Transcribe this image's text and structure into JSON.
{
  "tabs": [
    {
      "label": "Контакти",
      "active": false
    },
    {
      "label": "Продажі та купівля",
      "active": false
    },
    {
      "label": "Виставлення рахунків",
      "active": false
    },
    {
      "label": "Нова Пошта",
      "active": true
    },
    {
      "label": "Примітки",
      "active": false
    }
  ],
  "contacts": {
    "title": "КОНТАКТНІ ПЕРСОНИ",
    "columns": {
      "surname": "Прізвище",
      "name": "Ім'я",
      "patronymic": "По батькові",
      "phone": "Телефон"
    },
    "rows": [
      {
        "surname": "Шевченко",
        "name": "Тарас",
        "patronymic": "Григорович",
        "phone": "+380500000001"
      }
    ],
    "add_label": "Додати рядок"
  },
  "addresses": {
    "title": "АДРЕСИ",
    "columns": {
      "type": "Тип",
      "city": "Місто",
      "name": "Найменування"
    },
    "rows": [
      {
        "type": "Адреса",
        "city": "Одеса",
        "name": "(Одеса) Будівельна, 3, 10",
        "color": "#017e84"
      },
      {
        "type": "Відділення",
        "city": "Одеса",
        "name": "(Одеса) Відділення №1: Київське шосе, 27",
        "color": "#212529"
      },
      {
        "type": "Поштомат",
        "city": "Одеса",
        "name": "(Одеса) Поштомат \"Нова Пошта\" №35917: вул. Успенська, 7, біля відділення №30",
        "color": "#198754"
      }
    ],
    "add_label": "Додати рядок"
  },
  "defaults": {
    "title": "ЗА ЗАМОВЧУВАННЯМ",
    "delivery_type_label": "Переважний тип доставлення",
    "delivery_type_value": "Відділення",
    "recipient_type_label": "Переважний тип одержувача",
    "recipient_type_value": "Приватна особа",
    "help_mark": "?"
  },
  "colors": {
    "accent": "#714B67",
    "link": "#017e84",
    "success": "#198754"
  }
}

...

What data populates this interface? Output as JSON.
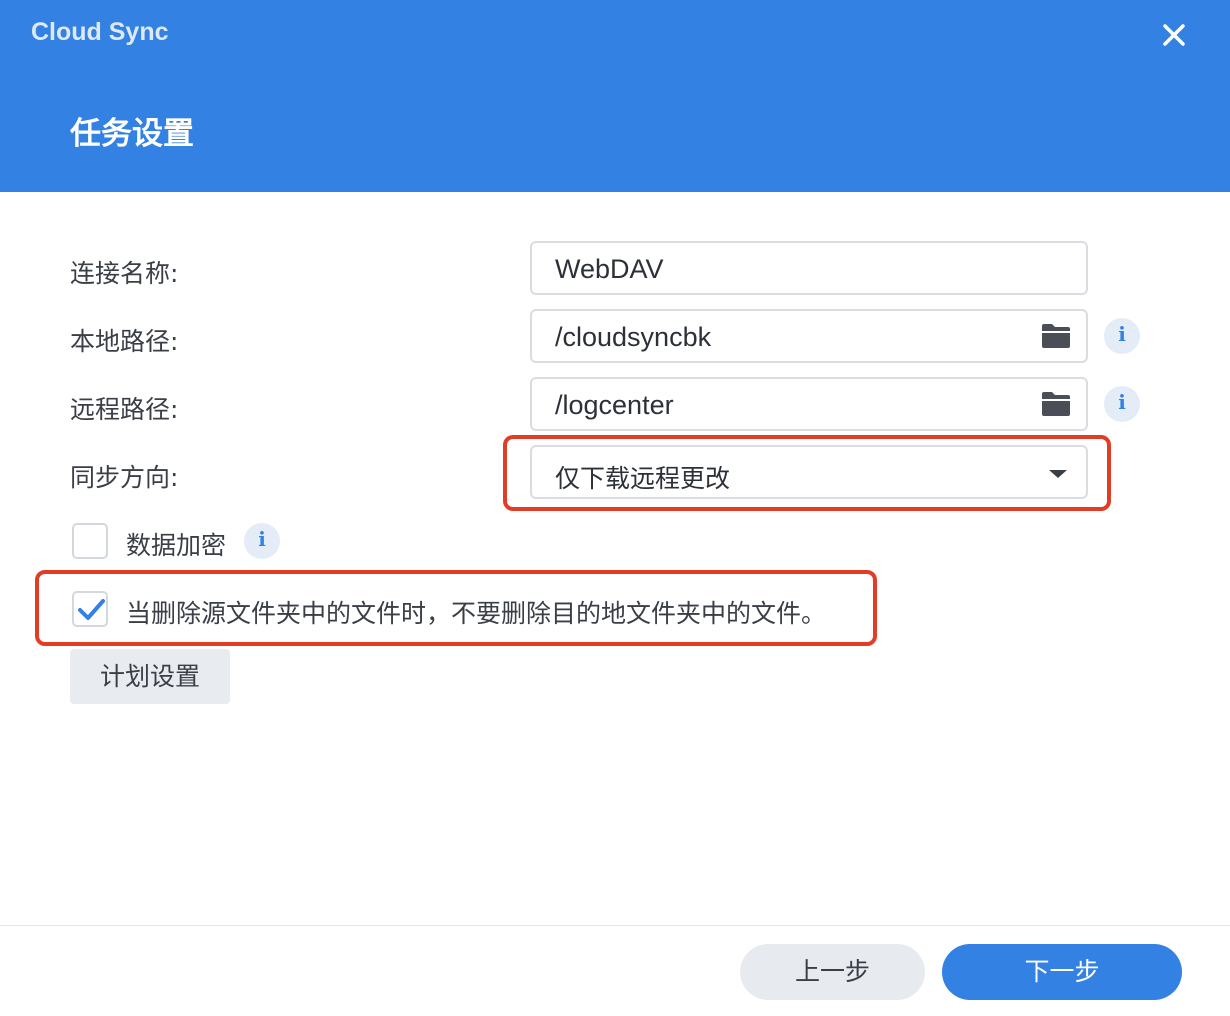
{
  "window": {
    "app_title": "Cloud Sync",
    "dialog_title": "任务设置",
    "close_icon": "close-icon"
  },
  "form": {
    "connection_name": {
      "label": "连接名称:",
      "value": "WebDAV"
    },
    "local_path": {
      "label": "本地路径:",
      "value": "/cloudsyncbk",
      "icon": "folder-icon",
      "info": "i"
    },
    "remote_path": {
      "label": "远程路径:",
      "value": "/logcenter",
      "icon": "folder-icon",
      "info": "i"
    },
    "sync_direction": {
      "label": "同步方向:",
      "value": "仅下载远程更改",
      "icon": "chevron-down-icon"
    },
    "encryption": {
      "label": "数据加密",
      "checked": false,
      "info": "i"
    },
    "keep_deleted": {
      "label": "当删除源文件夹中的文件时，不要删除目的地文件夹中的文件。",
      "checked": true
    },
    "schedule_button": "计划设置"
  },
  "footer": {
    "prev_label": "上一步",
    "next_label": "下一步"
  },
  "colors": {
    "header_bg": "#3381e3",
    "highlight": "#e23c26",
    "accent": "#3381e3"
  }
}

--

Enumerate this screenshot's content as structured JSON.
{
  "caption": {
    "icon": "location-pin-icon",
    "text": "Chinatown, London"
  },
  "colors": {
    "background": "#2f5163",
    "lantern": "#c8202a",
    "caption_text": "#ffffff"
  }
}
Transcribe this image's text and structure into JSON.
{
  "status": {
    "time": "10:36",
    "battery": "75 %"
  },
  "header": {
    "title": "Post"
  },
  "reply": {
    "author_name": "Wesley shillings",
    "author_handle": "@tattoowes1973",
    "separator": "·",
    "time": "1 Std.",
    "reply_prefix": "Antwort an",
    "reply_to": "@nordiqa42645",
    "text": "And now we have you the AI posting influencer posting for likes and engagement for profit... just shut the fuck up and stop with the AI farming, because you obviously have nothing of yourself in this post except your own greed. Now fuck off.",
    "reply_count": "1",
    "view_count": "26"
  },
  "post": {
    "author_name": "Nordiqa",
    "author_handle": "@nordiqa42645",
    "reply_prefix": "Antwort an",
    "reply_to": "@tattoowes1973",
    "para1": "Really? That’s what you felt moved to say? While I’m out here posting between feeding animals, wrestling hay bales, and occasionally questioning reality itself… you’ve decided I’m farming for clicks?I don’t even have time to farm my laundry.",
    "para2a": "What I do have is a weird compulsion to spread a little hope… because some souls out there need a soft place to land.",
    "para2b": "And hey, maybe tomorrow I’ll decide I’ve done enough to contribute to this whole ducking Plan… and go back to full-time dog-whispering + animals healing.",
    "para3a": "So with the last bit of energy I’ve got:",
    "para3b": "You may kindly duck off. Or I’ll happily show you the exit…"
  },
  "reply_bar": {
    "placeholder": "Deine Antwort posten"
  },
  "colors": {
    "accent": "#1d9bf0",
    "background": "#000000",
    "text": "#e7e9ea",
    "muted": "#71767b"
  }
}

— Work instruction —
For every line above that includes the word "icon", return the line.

— Result of this task —
    "close_icon": "close-icon"
      "icon": "folder-icon",
      "icon": "folder-icon",
      "icon": "chevron-down-icon"
    "icon": "location-pin-icon",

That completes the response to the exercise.